Like most student-athletes, rising Woodside Priory senior Meena Baher grew tired of working out on her own while the world tried to survive the COVID-19 pandemic last summer.
Her mom suggested Los Gatos Rowing Club’s ‘Learn How to Row’ camp last July and, as a result of attending, she’s grown into a rising star in the sport.
Her rapid development, from camper to novice to varsity, led to a fifth-place finish (third in her semifinal) in Single Scull at the Youth National Regatta in June in Sarasota, Fla. and an invitation to the selection camp for the Under-19 National team in Chula Vista earlier this month.

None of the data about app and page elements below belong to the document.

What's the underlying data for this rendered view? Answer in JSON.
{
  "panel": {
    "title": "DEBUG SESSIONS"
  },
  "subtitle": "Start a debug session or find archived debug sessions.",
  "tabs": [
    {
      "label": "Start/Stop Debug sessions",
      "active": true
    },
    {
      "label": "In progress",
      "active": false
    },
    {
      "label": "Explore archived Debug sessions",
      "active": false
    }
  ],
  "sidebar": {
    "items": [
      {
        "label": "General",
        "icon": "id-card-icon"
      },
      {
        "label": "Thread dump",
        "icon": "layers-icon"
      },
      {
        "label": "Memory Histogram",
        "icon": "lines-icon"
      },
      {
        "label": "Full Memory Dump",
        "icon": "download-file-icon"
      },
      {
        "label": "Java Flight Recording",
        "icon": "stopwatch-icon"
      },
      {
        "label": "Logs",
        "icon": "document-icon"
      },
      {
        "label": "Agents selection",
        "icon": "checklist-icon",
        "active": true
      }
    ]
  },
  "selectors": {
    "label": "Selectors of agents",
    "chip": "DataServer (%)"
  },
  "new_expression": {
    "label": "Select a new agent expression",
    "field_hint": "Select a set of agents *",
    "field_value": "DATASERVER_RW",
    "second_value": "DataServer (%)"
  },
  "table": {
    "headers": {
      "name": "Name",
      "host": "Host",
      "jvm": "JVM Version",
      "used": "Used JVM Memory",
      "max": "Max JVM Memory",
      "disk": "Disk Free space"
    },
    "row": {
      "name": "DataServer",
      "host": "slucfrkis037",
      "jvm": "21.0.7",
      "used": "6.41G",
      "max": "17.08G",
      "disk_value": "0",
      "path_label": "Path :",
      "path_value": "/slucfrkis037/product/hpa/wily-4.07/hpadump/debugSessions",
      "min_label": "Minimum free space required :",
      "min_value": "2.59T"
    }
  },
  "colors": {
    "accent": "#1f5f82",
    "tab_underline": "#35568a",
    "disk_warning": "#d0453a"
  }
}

Baher, who lives in Mountain View, earned a spot on the Women’s Quadruple Sculls and will compete at the World Rowing Junior Championships in Plovdiv, Bulgaria in mid-August.
“During the pandemic I lost the ability to play team sports, which was something I was so used to,” Baher wrote in an e-mail from Chula Vista, where the 60-member team is currently preparing for competition. “I was running on my own to stay fit but it just wasn’t the same.”

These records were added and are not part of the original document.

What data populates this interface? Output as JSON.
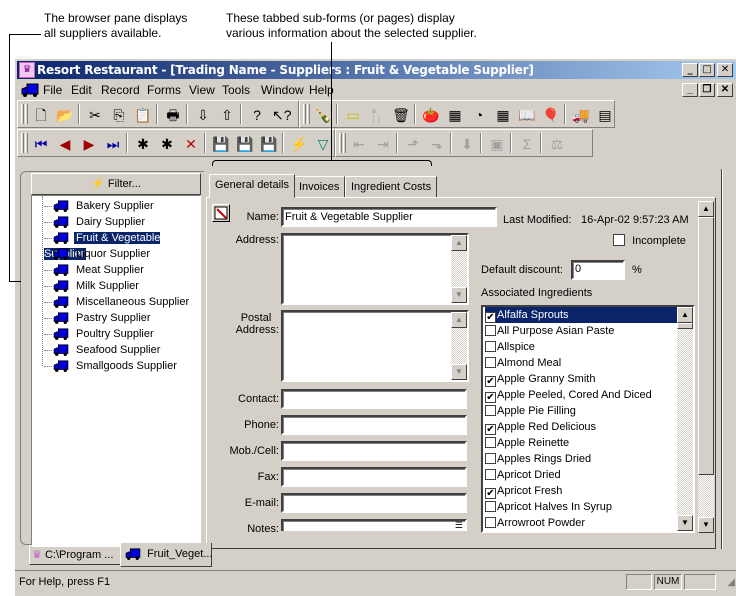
{
  "callouts": {
    "browser_pane": [
      "The browser pane displays",
      "all suppliers available."
    ],
    "tabbed_subforms": [
      "These tabbed sub-forms (or pages) display",
      "various information about the selected supplier."
    ]
  },
  "window": {
    "title": "Resort Restaurant - [Trading Name - Suppliers : Fruit & Vegetable Supplier]",
    "app_icon": "chef-hat-icon",
    "controls": {
      "minimize": "_",
      "maximize": "□",
      "close": "✕",
      "restore": "❐"
    }
  },
  "menu": {
    "items": [
      {
        "label": "File",
        "accel": "F"
      },
      {
        "label": "Edit",
        "accel": "E"
      },
      {
        "label": "Record",
        "accel": "R"
      },
      {
        "label": "Forms",
        "accel": "F"
      },
      {
        "label": "View",
        "accel": "V"
      },
      {
        "label": "Tools",
        "accel": "T"
      },
      {
        "label": "Window",
        "accel": "W"
      },
      {
        "label": "Help",
        "accel": "H"
      }
    ]
  },
  "toolbar1": {
    "buttons": [
      "new-icon",
      "open-icon",
      "cut-icon",
      "copy-icon",
      "paste-icon",
      "print-icon",
      "move-down-icon",
      "move-up-icon",
      "help-icon",
      "context-help-icon"
    ],
    "glyphs": [
      "🗋",
      "📂",
      "✂",
      "⎘",
      "📋",
      "🖶",
      "⇩",
      "⇧",
      "?",
      "↖?"
    ]
  },
  "toolbar2": {
    "buttons": [
      "recipe-icon",
      "menu-items-icon",
      "cutlery-icon",
      "measure-icon",
      "ingredient-icon",
      "ingredient-table-icon",
      "cost-icon",
      "price-table-icon",
      "book-icon",
      "balloons-icon",
      "supplier-icon",
      "report-icon"
    ],
    "glyphs": [
      "🍾",
      "▭",
      "🍴",
      "🗑",
      "🍅",
      "▦",
      "◔",
      "▦",
      "📖",
      "🎈",
      "🚚",
      "▤"
    ]
  },
  "toolbar3": {
    "buttons": [
      "first-record-icon",
      "prev-record-icon",
      "next-record-icon",
      "last-record-icon",
      "new-record-icon",
      "duplicate-record-icon",
      "delete-record-icon",
      "save-icon",
      "undo-save-icon",
      "save-copy-icon",
      "filter-lightning-icon",
      "filter-icon"
    ],
    "glyphs": [
      "⏮",
      "◀",
      "▶",
      "⏭",
      "✱",
      "✱",
      "✕",
      "💾",
      "💾",
      "💾",
      "⚡",
      "▽"
    ]
  },
  "toolbar4": {
    "buttons": [
      "link-left-icon",
      "link-right-icon",
      "export-up-icon",
      "export-down-icon",
      "import-icon",
      "layout-icon",
      "sum-icon",
      "balance-icon"
    ],
    "glyphs": [
      "⇤",
      "⇥",
      "⬏",
      "⬎",
      "⬇",
      "▣",
      "Σ",
      "⚖"
    ]
  },
  "browser": {
    "filter_label": "Filter...",
    "suppliers": [
      "Bakery Supplier",
      "Dairy Supplier",
      "Fruit & Vegetable Supplier",
      "Liquor Supplier",
      "Meat Supplier",
      "Milk Supplier",
      "Miscellaneous Supplier",
      "Pastry Supplier",
      "Poultry Supplier",
      "Seafood Supplier",
      "Smallgoods Supplier"
    ],
    "selected_index": 2
  },
  "tabs": [
    {
      "label": "General details",
      "active": true
    },
    {
      "label": "Invoices",
      "active": false
    },
    {
      "label": "Ingredient Costs",
      "active": false
    }
  ],
  "form": {
    "name_label": "Name:",
    "name_value": "Fruit & Vegetable Supplier",
    "last_modified_label": "Last Modified:",
    "last_modified_value": "16-Apr-02 9:57:23 AM",
    "address_label": "Address:",
    "postal_label_1": "Postal",
    "postal_label_2": "Address:",
    "contact_label": "Contact:",
    "phone_label": "Phone:",
    "mobile_label": "Mob./Cell:",
    "fax_label": "Fax:",
    "email_label": "E-mail:",
    "notes_label": "Notes:",
    "incomplete_label": "Incomplete",
    "incomplete_checked": false,
    "discount_label": "Default discount:",
    "discount_value": "0",
    "discount_unit": "%",
    "ingredients_label": "Associated Ingredients"
  },
  "ingredients": [
    {
      "name": "Alfalfa Sprouts",
      "checked": true
    },
    {
      "name": "All Purpose Asian Paste",
      "checked": false
    },
    {
      "name": "Allspice",
      "checked": false
    },
    {
      "name": "Almond Meal",
      "checked": false
    },
    {
      "name": "Apple Granny Smith",
      "checked": true
    },
    {
      "name": "Apple Peeled, Cored And Diced",
      "checked": true
    },
    {
      "name": "Apple Pie Filling",
      "checked": false
    },
    {
      "name": "Apple Red Delicious",
      "checked": true
    },
    {
      "name": "Apple Reinette",
      "checked": false
    },
    {
      "name": "Apples Rings Dried",
      "checked": false
    },
    {
      "name": "Apricot Dried",
      "checked": false
    },
    {
      "name": "Apricot Fresh",
      "checked": true
    },
    {
      "name": "Apricot Halves In Syrup",
      "checked": false
    },
    {
      "name": "Arrowroot Powder",
      "checked": false
    }
  ],
  "window_tabs": [
    {
      "label": "C:\\Program ...",
      "icon": "chef-hat-icon"
    },
    {
      "label": "Fruit_Veget...",
      "icon": "supplier-icon"
    }
  ],
  "status": {
    "help_text": "For Help, press F1",
    "num": "NUM"
  }
}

Baher began her high school career at Cate School, a boarding school in Carpinteria, where she ran cross country, played basketball, swam and ran track and field.

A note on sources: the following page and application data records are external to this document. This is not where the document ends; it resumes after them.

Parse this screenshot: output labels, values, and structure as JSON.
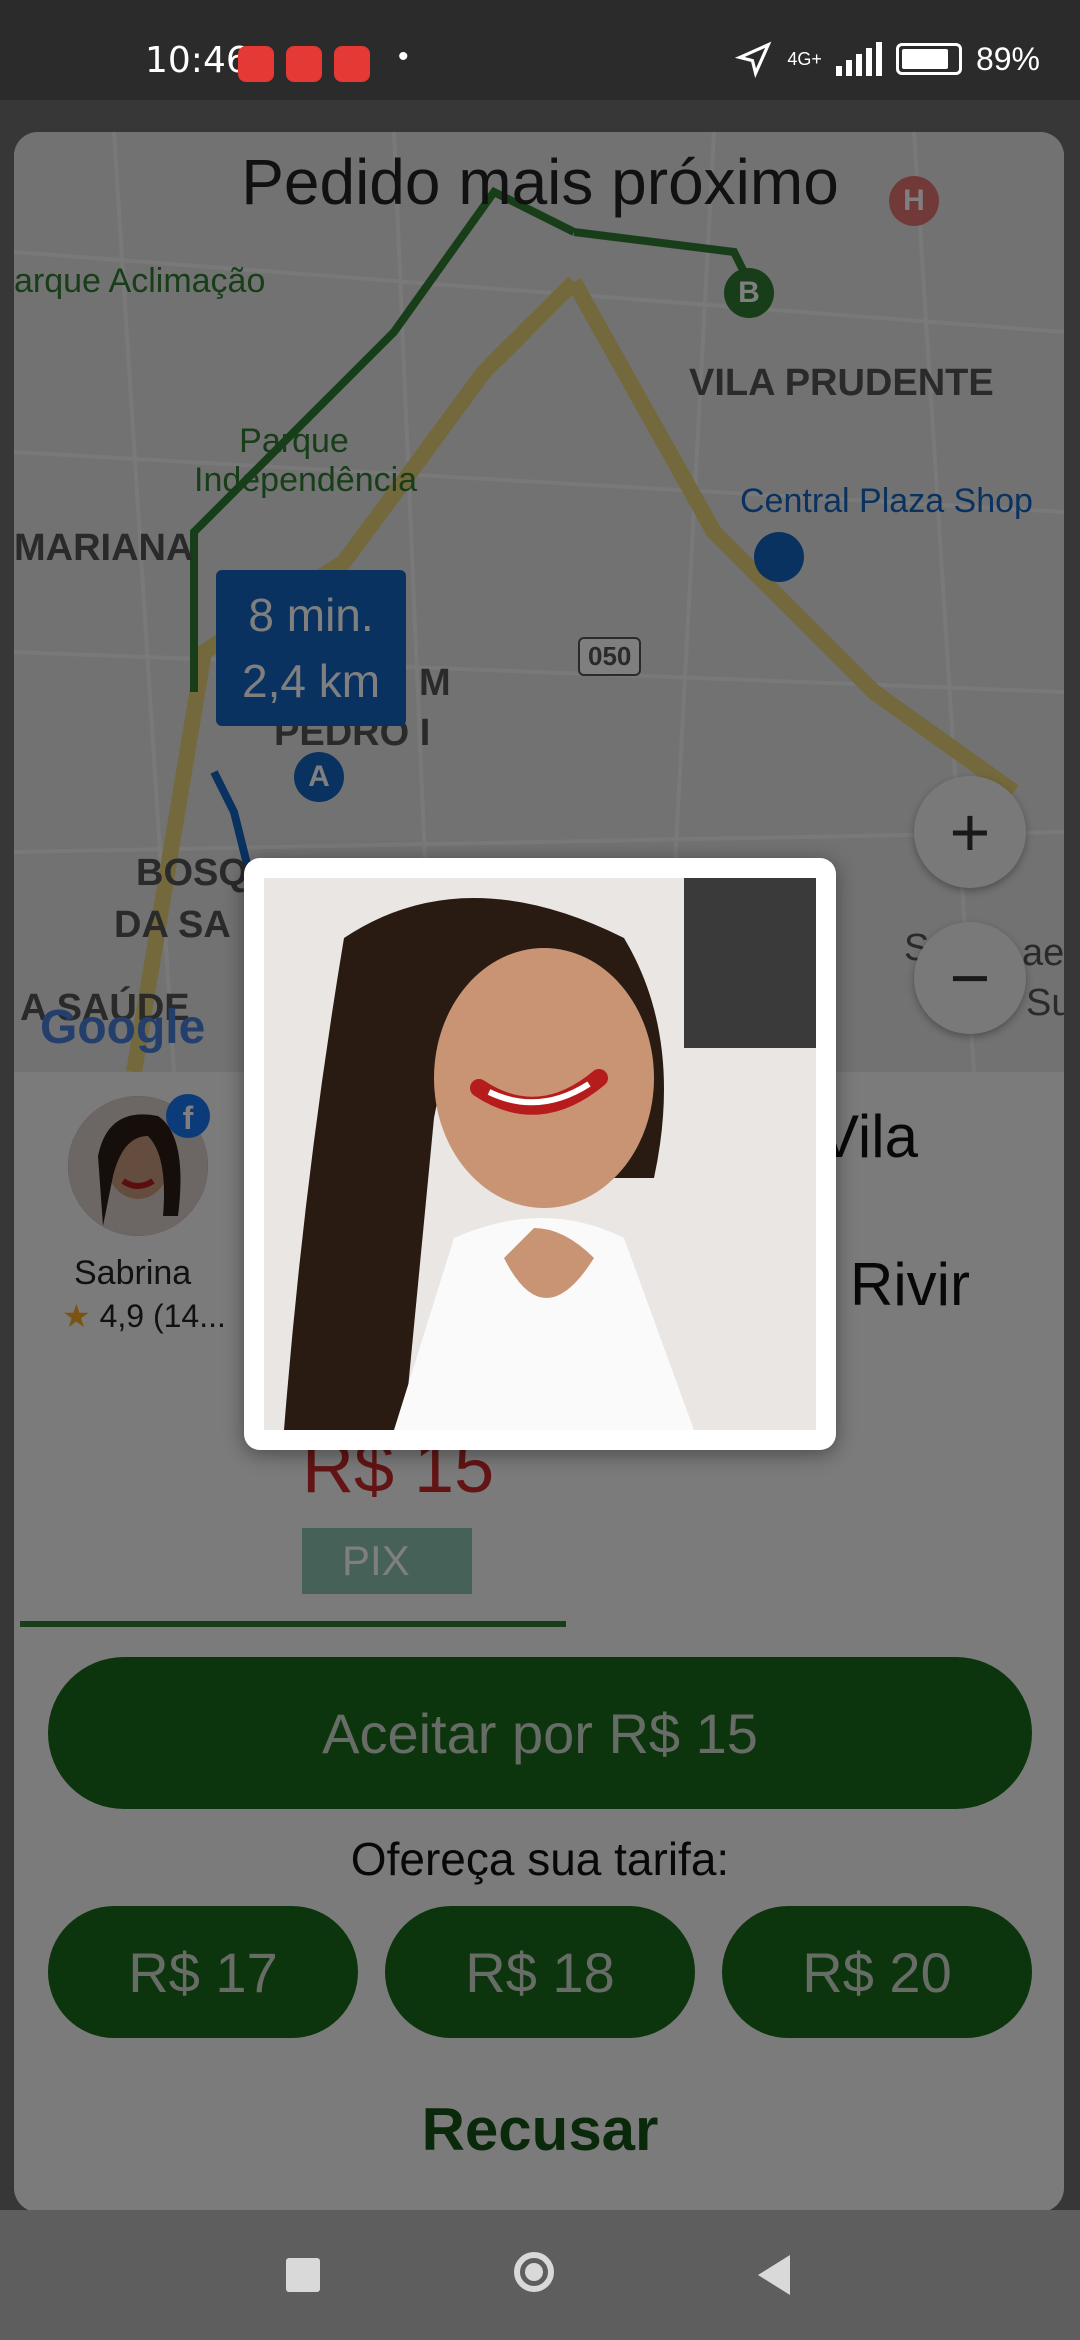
{
  "status_bar": {
    "time": "10:46",
    "network": "4G+",
    "battery": "89%",
    "dot": "•"
  },
  "header": {
    "title": "Pedido mais próximo"
  },
  "map": {
    "labels": [
      "arque Aclimação",
      "VILA PRUDENTE",
      "Parque Independência",
      "Central Plaza Shop",
      "MARIANA",
      "050",
      "M",
      "PEDRO I",
      "BOSQ",
      "DA SA",
      "A SAÚDE",
      "S",
      "Su",
      "ae"
    ],
    "route_tag": {
      "time": "8 min.",
      "distance": "2,4 km"
    },
    "pins": [
      "A",
      "B",
      "H"
    ],
    "zoom": {
      "in": "+",
      "out": "−"
    },
    "attribution": "Google"
  },
  "driver": {
    "name": "Sabrina",
    "rating": "4,9 (14..."
  },
  "ride": {
    "destination_snippet_1": "Vila",
    "destination_snippet_2": "Rivir",
    "price": "R$ 15",
    "payment": "PIX"
  },
  "actions": {
    "accept": "Aceitar por R$ 15",
    "offer_label": "Ofereça sua tarifa:",
    "offers": [
      "R$ 17",
      "R$ 18",
      "R$ 20"
    ],
    "decline": "Recusar"
  },
  "colors": {
    "accent": "#1b6b1b",
    "price": "#c62828",
    "route": "#1565c0",
    "pix": "#8bc3b0"
  }
}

As a sophomore, she led the Rams basketball team in scoring (16.2 points a game) and a Frontier League title.
Baher transferred to Priory for her junior year when she decided to join the Los Gatos Rowing Club. After four months as a novice, Baher was promoted to varsity.
“After my first rowing camp, my legs and upper back were the most sore,” Baher wrote. “It's a common misconception that rowing is an arm sport. It's actually the legs that play the biggest role!”
Baher spent most of her junior year online, making it easier to work out once a day with the rowing club without having to rush off to a physical location.
It’s an entirely different situation now that she’s working with the national team and 5:30 a.m. wake-up calls are routine.
“I went from only practicing once a day to having two practices a day, each around three hours,” Baher wrote. “It is a lot more volume and higher intensity work than I was used to but it's been so great because I learn more about myself as a rower every day.”
Baher credits her coaches Jaime Velez, who also serves as the club director, and Peter Cannia for their support.
“Both of them did everything they could to help all of my dreams become a reality from the start,” Baher wrote.
Baher’s teammates for the quadruple sculls are Annie Henning, a Dallas resident who recorded the fastest mark during the time trials in Sarasota, Jackie Oruci of Oyster Bay, N.Y. and Heather Schmidt of Niskayuna, N.Y.